Medical professionals have professional ethical codes. For instance, the psychologists who (it is argued) helped devised improved torture methods for the U.S. government are accused of violating the ethical code of their profession.
Do software engineers and others who write software have professional ethical duties?
Might one of them be to do one’s best to create secure software (rather than intentionally releasing software with vulnerabilities for the purposes of allowing people in the know to exploit), and responsibly disclosing any security vulnerabilities found in third party software (rather than keeping them close so they can be used them for exploits)?
If so, are the software developers at the NSA (and, more likely, government contractors working for the NSA) guilty of unethical behavior?
Of course, the APA policy didn’t keep the psychologists from doing what they did, and there is some suggestion that the APA even intentionally made sure to leave enough loophole, which they potentially regret. And there have been similar controversies within Anthropology. There’s no magic bullet to ethical behavior from simply writing rules, but I still think it’s a useful point for inquiry, at least acknowledging that there is such a thing as professional ethics for the profession, and providing official recognition that these discussions are part of the profession.

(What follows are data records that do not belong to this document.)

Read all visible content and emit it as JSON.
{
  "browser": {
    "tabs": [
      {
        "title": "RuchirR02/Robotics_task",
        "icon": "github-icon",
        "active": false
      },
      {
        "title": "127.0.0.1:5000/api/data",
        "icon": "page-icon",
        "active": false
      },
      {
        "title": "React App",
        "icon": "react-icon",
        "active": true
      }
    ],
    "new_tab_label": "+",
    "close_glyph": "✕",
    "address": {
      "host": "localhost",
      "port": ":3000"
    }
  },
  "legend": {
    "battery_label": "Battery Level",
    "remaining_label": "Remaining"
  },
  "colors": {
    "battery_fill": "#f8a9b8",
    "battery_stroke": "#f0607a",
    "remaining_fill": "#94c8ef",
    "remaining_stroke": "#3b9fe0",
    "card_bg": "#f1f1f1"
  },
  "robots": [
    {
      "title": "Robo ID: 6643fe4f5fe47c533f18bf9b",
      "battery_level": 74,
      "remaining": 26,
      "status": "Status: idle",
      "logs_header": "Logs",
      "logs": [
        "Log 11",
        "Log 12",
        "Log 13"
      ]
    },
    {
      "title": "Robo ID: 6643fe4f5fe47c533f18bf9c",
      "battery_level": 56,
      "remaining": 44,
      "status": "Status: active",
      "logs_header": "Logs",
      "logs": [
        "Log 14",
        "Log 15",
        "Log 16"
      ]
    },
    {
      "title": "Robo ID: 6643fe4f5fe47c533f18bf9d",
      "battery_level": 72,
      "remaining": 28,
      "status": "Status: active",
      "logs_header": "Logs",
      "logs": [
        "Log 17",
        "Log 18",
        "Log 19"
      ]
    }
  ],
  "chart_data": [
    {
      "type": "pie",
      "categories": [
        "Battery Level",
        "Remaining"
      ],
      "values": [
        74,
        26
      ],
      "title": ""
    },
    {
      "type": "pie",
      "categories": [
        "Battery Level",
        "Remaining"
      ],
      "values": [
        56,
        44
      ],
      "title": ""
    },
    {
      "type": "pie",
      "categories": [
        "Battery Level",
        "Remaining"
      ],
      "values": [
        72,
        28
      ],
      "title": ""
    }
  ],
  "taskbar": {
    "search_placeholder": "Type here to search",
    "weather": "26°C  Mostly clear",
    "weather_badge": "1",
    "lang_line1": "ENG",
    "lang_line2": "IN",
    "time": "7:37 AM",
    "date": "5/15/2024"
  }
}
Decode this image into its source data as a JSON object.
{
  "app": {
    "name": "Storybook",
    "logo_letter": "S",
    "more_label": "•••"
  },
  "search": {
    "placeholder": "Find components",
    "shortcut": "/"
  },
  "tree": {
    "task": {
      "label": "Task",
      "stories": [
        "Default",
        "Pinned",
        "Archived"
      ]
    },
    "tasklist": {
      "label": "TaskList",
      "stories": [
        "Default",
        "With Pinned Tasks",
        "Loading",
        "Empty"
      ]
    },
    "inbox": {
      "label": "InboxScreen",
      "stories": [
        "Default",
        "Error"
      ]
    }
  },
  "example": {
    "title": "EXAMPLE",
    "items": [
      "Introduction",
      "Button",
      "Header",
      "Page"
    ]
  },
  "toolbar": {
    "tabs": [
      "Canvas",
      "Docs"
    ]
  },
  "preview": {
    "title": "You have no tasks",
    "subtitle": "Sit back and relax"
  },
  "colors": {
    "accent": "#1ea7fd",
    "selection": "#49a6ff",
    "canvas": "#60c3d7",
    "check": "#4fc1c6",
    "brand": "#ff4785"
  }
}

Are there ethical duties of software engineers and others who create software? As software becomes more and more socially powerful, is it important to society that this be recognized? Are these discussions happening? What professional bodies might they take place in? (IEEE? ACM?). The ACM has a code of ethics, but it’s pretty vague, it seems easy to justify just about any profit-making activity.
Are these discussions happening? Will the extensive Department of Defense funding of Computer Science (theoretical and applied) in the U.S. make it hard to have these discussions? (When I googled, the discussion that came up of how DoD funding effects computer science research was from 1989 — there may be self-interested reasons people aren’t that interested in talking about this).